As we walked, a few stores due to their content and/or their names caught our attention.  A few of them were named:  Puff N Stuff, Does Your Mother Know, Hot Cookies, Orphan Andy's, Saucy Dumplings, Sausage Factory.  And the funniest name of the day goes to.......

(Squat & Gobble, Cafe and Crapery)

It is going to seem odd, but that is the last picture I took on the trip.  From the Castro we took a taxi back to Roger's hotel.  'Some' of us were feeling a little peaked so we said our goodbyes and walked down to the Powell Street Station.  We then took the BART to Oakland and the shuttle to the airport.

We attempted to catch an earlier flight but were informed it would cost us $180 per person.  No worries we thought, we can wait 5 hours for our flight at 7:40 pm.

We asked if we could check our one bag because we didn't think some of the gifts we received would make it through security.  Not having ever checked luggage we weren't sure what to expect. We didn't expect to be told we couldn't check a bag more than 4 hours prior to our flight.  We were given our boarding passes and pretty much lurked by baggage claim for an hour counting the minutes.  Once 3:40 arrived we checked the bag through the baggage quick-check (for those with boarding passes) and proceeded through security.  Troubadour was given a nice upper body pat down on his way through.  Apparently they didn't like the way the zipper on his sweater looked.

We split a veggie sub for dinner and found a deserted gate to relax, surf the net on the laptop and iPad and wait for our flight.  One or more iced coffees may have been consumed.

Our flight home was fine and we arrived back at our car by 10 pm and home to Basil by midnight.
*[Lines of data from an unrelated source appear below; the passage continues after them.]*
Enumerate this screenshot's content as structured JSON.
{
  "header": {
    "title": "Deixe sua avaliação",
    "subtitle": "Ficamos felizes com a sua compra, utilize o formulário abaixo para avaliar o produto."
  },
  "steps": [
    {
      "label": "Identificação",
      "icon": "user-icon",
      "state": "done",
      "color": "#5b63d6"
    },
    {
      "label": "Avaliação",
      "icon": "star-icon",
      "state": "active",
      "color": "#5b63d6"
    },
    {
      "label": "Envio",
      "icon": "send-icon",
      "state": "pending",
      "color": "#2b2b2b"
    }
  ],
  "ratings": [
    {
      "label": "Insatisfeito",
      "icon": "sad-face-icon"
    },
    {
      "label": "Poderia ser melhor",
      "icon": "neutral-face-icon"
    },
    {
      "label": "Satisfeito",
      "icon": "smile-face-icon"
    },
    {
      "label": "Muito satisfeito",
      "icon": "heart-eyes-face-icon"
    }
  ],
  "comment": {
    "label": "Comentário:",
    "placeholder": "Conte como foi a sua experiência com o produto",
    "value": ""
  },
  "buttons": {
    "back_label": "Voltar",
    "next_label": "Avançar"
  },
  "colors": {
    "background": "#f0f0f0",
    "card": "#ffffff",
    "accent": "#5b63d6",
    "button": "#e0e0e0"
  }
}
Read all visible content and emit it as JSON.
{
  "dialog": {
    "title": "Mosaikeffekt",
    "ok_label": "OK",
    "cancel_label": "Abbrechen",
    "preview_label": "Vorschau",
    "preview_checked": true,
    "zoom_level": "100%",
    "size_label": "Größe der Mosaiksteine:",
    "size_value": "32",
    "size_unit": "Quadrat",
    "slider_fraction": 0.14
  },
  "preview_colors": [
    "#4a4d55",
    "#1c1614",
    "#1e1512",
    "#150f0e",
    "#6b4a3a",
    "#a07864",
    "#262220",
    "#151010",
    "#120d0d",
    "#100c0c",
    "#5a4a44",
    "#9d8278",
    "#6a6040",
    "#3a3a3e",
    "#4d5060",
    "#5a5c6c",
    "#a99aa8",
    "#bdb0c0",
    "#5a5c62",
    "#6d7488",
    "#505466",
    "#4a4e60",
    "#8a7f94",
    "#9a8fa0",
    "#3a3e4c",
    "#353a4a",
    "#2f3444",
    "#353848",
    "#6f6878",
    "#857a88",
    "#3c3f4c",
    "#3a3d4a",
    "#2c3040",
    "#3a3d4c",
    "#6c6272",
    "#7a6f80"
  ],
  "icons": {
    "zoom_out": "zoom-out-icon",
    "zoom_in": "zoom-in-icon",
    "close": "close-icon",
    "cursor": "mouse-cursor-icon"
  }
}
When I opened our bag to put everything away I found a notice from TSA that our bag had been inspected. Perhaps it looked suspicious or perhaps they saw us lurking for an hour before checking it.  We'll never know.  It did make me chuckle though as some items were wrapped in laundry to protect them during travel and all we had left at the time was dirty laundry.

I want to say a big thank you to all those who managed to take time out of their busy schedules to meet up in San Francisco/Alameda.  It was a pleasure meeting everyone.  And until the next time, we'll see you round the blogs.

- Au Revoir

"You can always tell a real friend:  when you've made a fool of yourself he doesn't feel you've done a permanent job." - Laurence J. Peter